Task to carry out = Identify every line in the records below that contains the word "PROFIEMAIL", and reproduce each one.

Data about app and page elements
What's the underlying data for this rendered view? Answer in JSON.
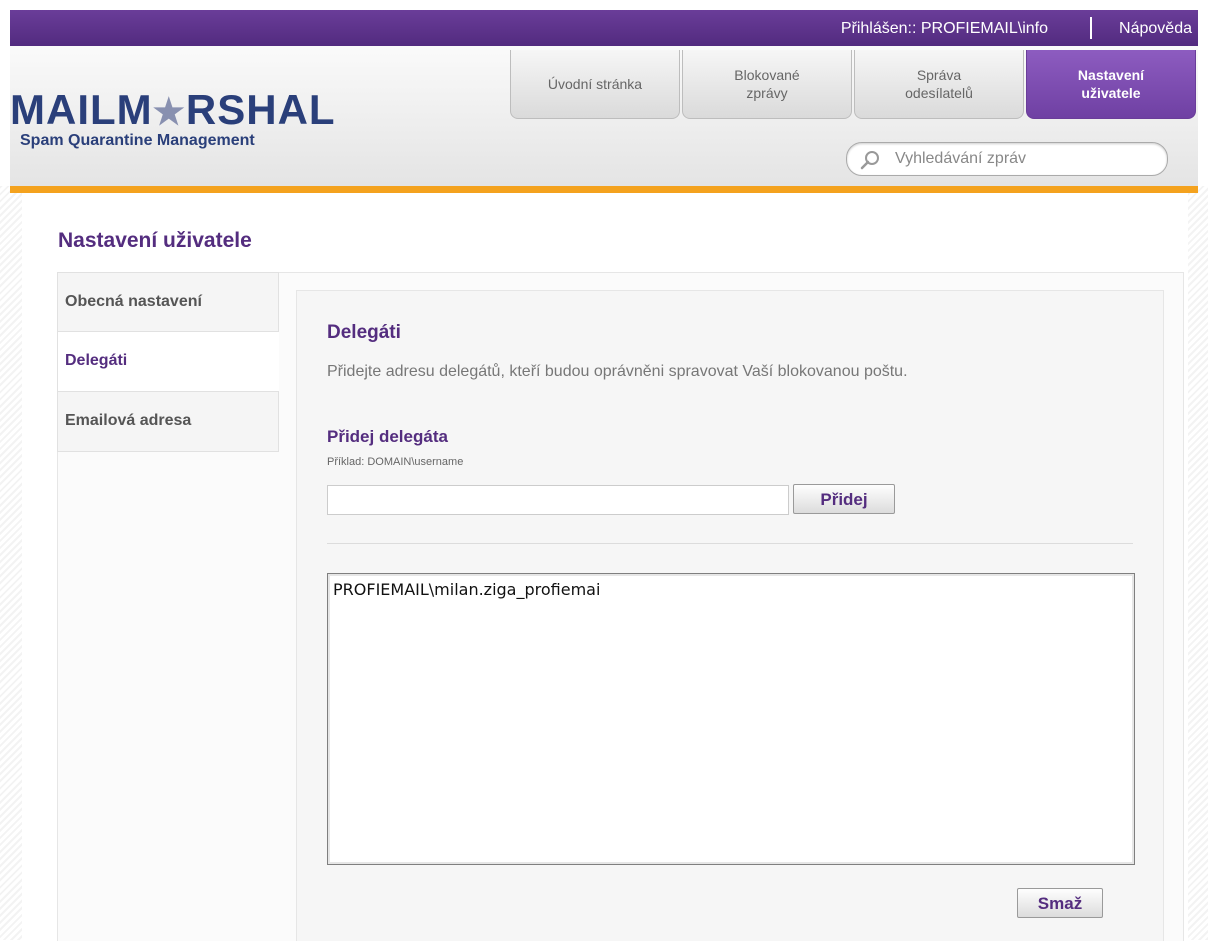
{
  "topbar": {
    "login_text": "Přihlášen:: PROFIEMAIL\\info",
    "help_link": "Nápověda"
  },
  "logo": {
    "title_part1": "MAILM",
    "title_star": "★",
    "title_part2": "RSHAL",
    "subtitle": "Spam Quarantine Management"
  },
  "nav": {
    "tabs": [
      {
        "label": "Úvodní stránka"
      },
      {
        "label": "Blokované zprávy"
      },
      {
        "label": "Správa odesílatelů"
      },
      {
        "label": "Nastavení uživatele"
      }
    ],
    "active_index": 3
  },
  "search": {
    "placeholder": "Vyhledávání zpráv",
    "icon": "search-icon"
  },
  "page": {
    "title": "Nastavení uživatele"
  },
  "side_menu": {
    "items": [
      {
        "label": "Obecná nastavení"
      },
      {
        "label": "Delegáti"
      },
      {
        "label": "Emailová adresa"
      }
    ],
    "active_index": 1
  },
  "delegates": {
    "title": "Delegáti",
    "description": "Přidejte adresu delegátů, kteří budou oprávněni spravovat Vaší blokovanou poštu.",
    "add_title": "Přidej delegáta",
    "add_example": "Příklad: DOMAIN\\username",
    "add_input_value": "",
    "add_button": "Přidej",
    "list": [
      "PROFIEMAIL\\milan.ziga_profiemai"
    ],
    "delete_button": "Smaž"
  },
  "colors": {
    "brand_purple": "#542d7f",
    "accent_orange": "#f4a21e",
    "logo_blue": "#2a3f7a"
  }
}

Solution to this task =
    "login_text": "Přihlášen:: PROFIEMAIL\\info",
      "PROFIEMAIL\\milan.ziga_profiemai"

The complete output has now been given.